Things didn’t exactly go as planned on May 15 either. The concert was supposed to have started with another welcome rarity, Heitor Villa-Lobos’ early ballet Uirapuru, which the LA Phil had never played before. Yet by concert time, the piece had been dropped without explanation. That left the world premiere of the Gabriela Ortiz violin concerto Altar de cuerda (“String Altar”), as the only Latin American representative of the afternoon – an ample one, it turned out, running about 31 minutes in length.
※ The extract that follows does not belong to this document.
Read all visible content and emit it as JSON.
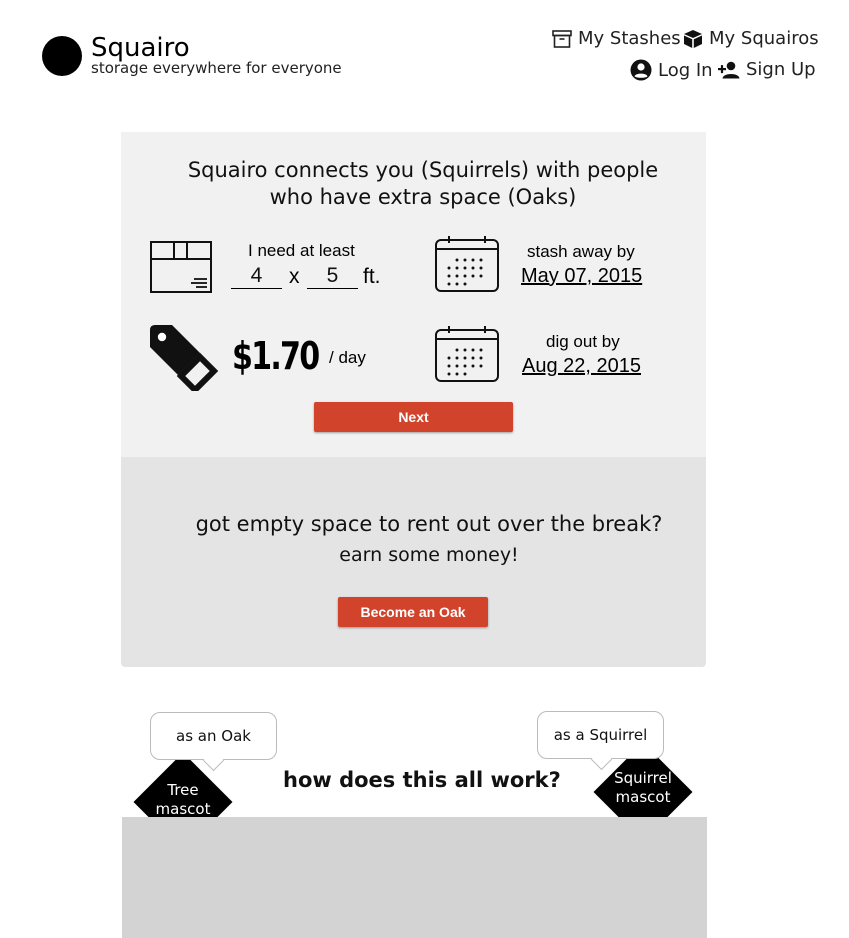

Perhaps priorities for rehearsal time for the new work did Villa-Lobos in?

In any case, the Phil did not need a Pan-American Music Initiative to include Ortiz, for the orchestra has had a long-standing relationship with this Mexican composer that has resulted in five previous commissions over two decades – Altar de piedra, Téenek, Pico-Bite-Beat, Yanga, and Kauyumari, with the percolating Yanga scoring a particularly big hit. Itself the seventh in a string of “Altar” pieces for various combinations of instruments and even tape, the new concerto is surprisingly (for Ortiz) conventional in structure – the usual three-movement, fast-slow-fast setup, with frequent opportunities for violin virtuosos to strut their stuff.
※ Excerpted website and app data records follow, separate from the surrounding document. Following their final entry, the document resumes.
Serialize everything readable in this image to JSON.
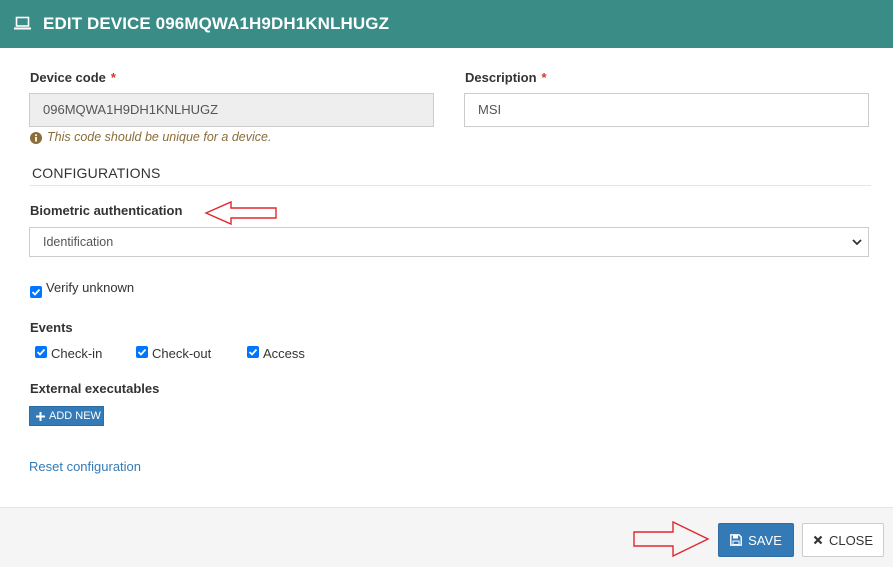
{
  "dialog": {
    "title": "EDIT DEVICE 096MQWA1H9DH1KNLHUGZ",
    "title_icon": "laptop-icon"
  },
  "form": {
    "device_code": {
      "label": "Device code",
      "required_mark": "*",
      "value": "096MQWA1H9DH1KNLHUGZ",
      "help_text": "This code should be unique for a device.",
      "help_icon": "info-circle-icon"
    },
    "description": {
      "label": "Description",
      "required_mark": "*",
      "value": "MSI"
    },
    "configurations": {
      "section_title": "CONFIGURATIONS",
      "biometric": {
        "label": "Biometric authentication",
        "selected": "Identification"
      },
      "verify_unknown": {
        "label": "Verify unknown",
        "checked": true
      },
      "events": {
        "label": "Events",
        "items": [
          {
            "label": "Check-in",
            "checked": true
          },
          {
            "label": "Check-out",
            "checked": true
          },
          {
            "label": "Access",
            "checked": true
          }
        ]
      },
      "external_executables": {
        "label": "External executables",
        "add_button": "ADD NEW"
      },
      "reset_link": "Reset configuration"
    }
  },
  "footer": {
    "save_label": "SAVE",
    "close_label": "CLOSE"
  },
  "colors": {
    "header": "#3a8c87",
    "primary_button": "#337ab7",
    "required": "#d9342b",
    "help_text": "#8a6d3b",
    "annotation_arrow": "#e0282e"
  }
}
Andalusian violinist María Dueñas was soloist in Ortiz’s violin concerto.

Architecture inspired the titles of the individual movements — that of imported American influences in Mexican buildings and vice-versa (“Morisco chilango”), open-air Mexican chapels (“Canto abierto”), and mixtures of Mayan and art deco designs (“Maya déco”). The music doesn’t reflect architecture to me so much as it does the idea behind it — that of cultural appropriation, which in this case may mean borrowing European influences more overtly than in other pieces of hers. There are outbreaks of mysterious Romantic-period atmosphere in the opening movement, a dark sheen of strings and the drone of tuned crystal glasses in the second, and a jagged scherzo-finale with a slam-bang ending. One thing that differs from a lot of Ortiz’s past scores is that the percussion section no longer drives the music; it just sprinkles color and accents upon it. I kind of miss that drive here.
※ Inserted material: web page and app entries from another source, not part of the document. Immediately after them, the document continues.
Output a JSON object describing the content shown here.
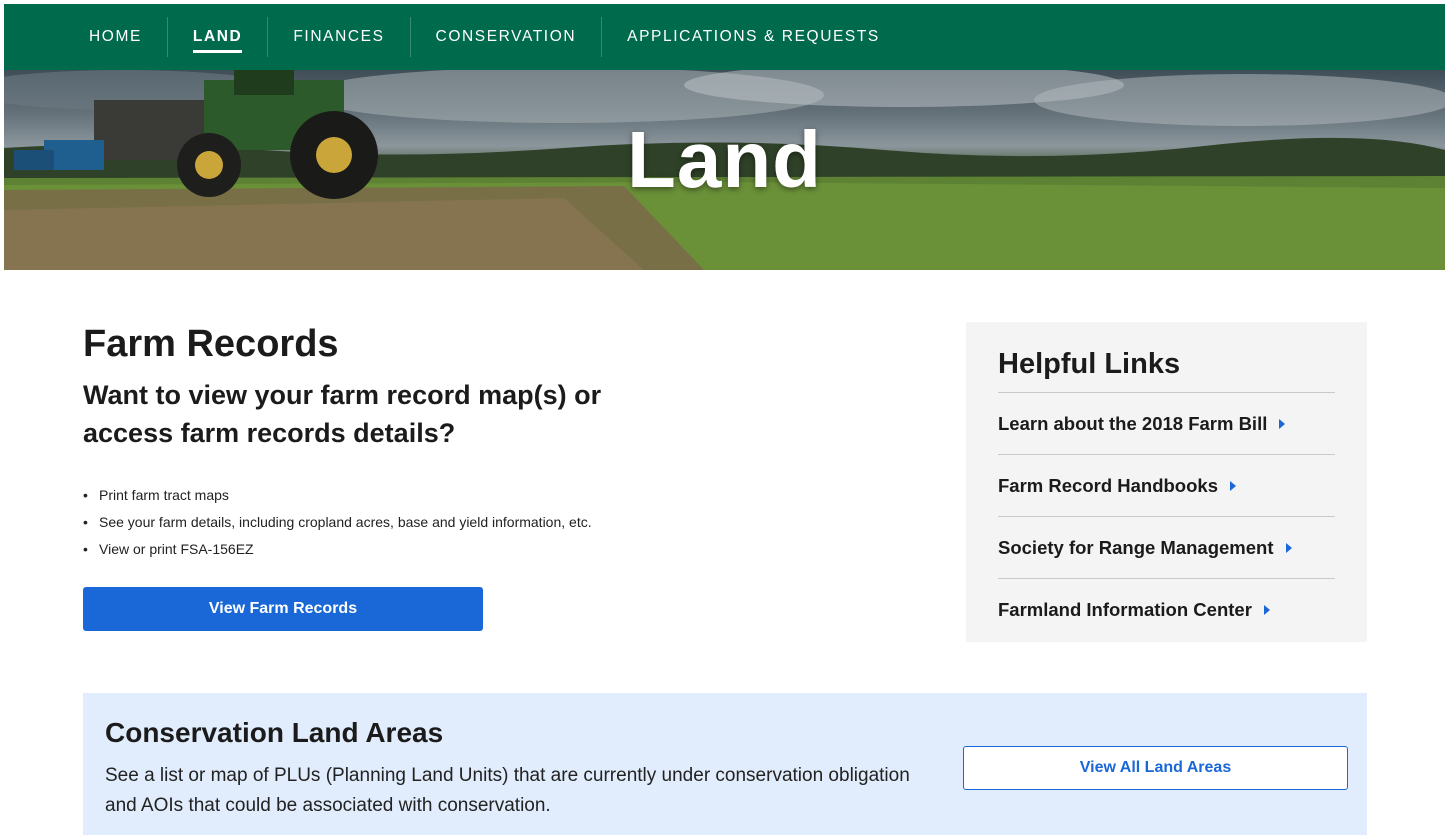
{
  "nav": {
    "items": [
      {
        "label": "HOME",
        "active": false
      },
      {
        "label": "LAND",
        "active": true
      },
      {
        "label": "FINANCES",
        "active": false
      },
      {
        "label": "CONSERVATION",
        "active": false
      },
      {
        "label": "APPLICATIONS & REQUESTS",
        "active": false
      }
    ]
  },
  "hero": {
    "title": "Land"
  },
  "farm_records": {
    "title": "Farm Records",
    "subtitle": "Want to view your farm record map(s) or access farm records details?",
    "bullets": [
      "Print farm tract maps",
      "See your farm details, including cropland acres, base and yield information, etc.",
      "View or print FSA-156EZ"
    ],
    "button_label": "View Farm Records"
  },
  "helpful_links": {
    "title": "Helpful Links",
    "links": [
      "Learn about the 2018 Farm Bill",
      "Farm Record Handbooks",
      "Society for Range Management",
      "Farmland Information Center"
    ]
  },
  "conservation": {
    "title": "Conservation Land Areas",
    "description": "See a list or map of PLUs (Planning Land Units) that are currently under conservation obligation and AOIs that could be associated with conservation.",
    "button_label": "View All Land Areas"
  },
  "colors": {
    "nav_green": "#006a4d",
    "primary_blue": "#1a67d8",
    "panel_gray": "#f4f4f4",
    "callout_blue": "#e1edfc"
  }
}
What most listeners will take away from this piece — judging from comments overheard at intermission — is the performance of the Andalusian violinist (and the work’s dedicatee) María Dueñas, who is all of 18 and already an extraordinary player. She fearlessly cut loose with a bright, steely tone from a very fine instrument, easily soaring up high over the drones of the slow movement, showing temperament, repose, and thoughtfulness in the cadenzas. She’s a big talent, and had no problem countering the firepower of Dudamel and the Philharmonic.

Both conductor and orchestra were definitely at the top of their game in full, opulent, unified force for the complete Firebird, which has supplanted the 1919 Suite as the usual go-to version here in recent decades. Familiarity has not bred a touch of routine — as seemed to be the case in The Rite of Spring performance the previous Sunday — for the dances had a strong lilt, the Scherzo floated, the climaxes roared and swirled with huge washes of 1910-vintage color, the Berceuse was lovely, and Dudamel patiently guided the transition into a Finale played LOUD. Dudamel likes to pump up the volume, particularly in the amplified Hollywood Bowl, and he has been criticized by out-of-town reviewers for this. Yet I didn’t mind the high decibel count as a cap to a performance like this, one that deserved to end in a blaze of glory.